Aside from fandom literally spanning the entirety of the globe, there’s also the matter of the children under 18, who might not have a guardian willing/able to accompany them. There’s the people whose religions would prohibit their attendance. And of course there’s the large segment of disabled fans whose disabilities, for one reason or another, rules out their ability to experience a live performance altogether. There’s the terminally ill. The elderly. Those who can’t handle crowds. No, Jo, there is simply no way every single one of these fans would have a realistic opportunity to see this play — unless she’s in fact implying something beyond a world tour.
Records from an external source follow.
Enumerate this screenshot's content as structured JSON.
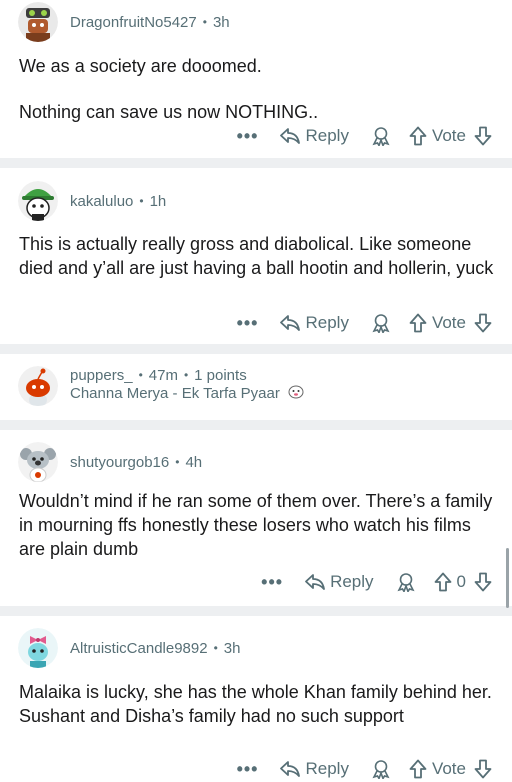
{
  "comments": [
    {
      "username": "DragonfruitNo5427",
      "time": "3h",
      "paragraphs": [
        "We as a society are dooomed.",
        "Nothing can save us now NOTHING.."
      ],
      "more": "•••",
      "reply_label": "Reply",
      "vote_label": "Vote",
      "avatar_icon": "robot-avatar-icon"
    },
    {
      "username": "kakaluluo",
      "time": "1h",
      "paragraphs": [
        "This is actually really gross and diabolical. Like someone died and y’all are just having a ball hootin and hollerin, yuck"
      ],
      "more": "•••",
      "reply_label": "Reply",
      "vote_label": "Vote",
      "avatar_icon": "green-hat-avatar-icon"
    },
    {
      "username": "puppers_",
      "time": "47m",
      "points": "1 points",
      "flair": "Channa Merya - Ek Tarfa Pyaar",
      "collapsed": true,
      "avatar_icon": "snoo-avatar-icon"
    },
    {
      "username": "shutyourgob16",
      "time": "4h",
      "paragraphs": [
        "Wouldn’t mind if he ran some of them over. There’s a family in mourning ffs honestly these losers who watch his films are plain dumb"
      ],
      "more": "•••",
      "reply_label": "Reply",
      "vote_label": "0",
      "avatar_icon": "koala-avatar-icon"
    },
    {
      "username": "AltruisticCandle9892",
      "time": "3h",
      "paragraphs": [
        "Malaika is lucky, she has the whole Khan family behind her. Sushant and Disha’s family had no such support"
      ],
      "more": "•••",
      "reply_label": "Reply",
      "vote_label": "Vote",
      "avatar_icon": "bow-avatar-icon"
    }
  ],
  "colors": {
    "meta": "#576f76",
    "text": "#1a1a1b",
    "separator": "#edeff1"
  }
}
What if by stating, “If demand is there … you’ll see it,” Rowling is actually indicating that there will eventually be a filmed version of Cursed Child? (As in, within the next five years — not when we’re all retired!) Otherwise, there’s no way all fans will get to experience the eighth Harry Potter story the way it was meant to be seen, and she must know this.
And hey, no one’s saying it has to be available to all (as much in the spirit of Harry Potter as that would be). Releasing this story as a play was always going to make it less accessible, and that’s why the script book is being published. For many people, that’ll be the closest they’re going to get to experiencing it live, and they’ve made their peace with that.
It’s the fact that Rowling is promising so confidently that “you’ll see it,” as though she expects that all fans who really want to will be able to attend a performance eventually. This either speaks of an uncharacteristic level of ignorance about the diversity of her fan base (which almost doesn’t seem possible considering that inclusivity and accessibility have been cornerstones of the Harry Potter fandom since day one), or there is in fact a grand plan in place to make Cursed Child available to all fans, not just those physically and financially capable of attending a tour performance.
So let’s keep telling her we want a filmed version, and perhaps that’ll indicate the ‘demand’ necessary to make it happen!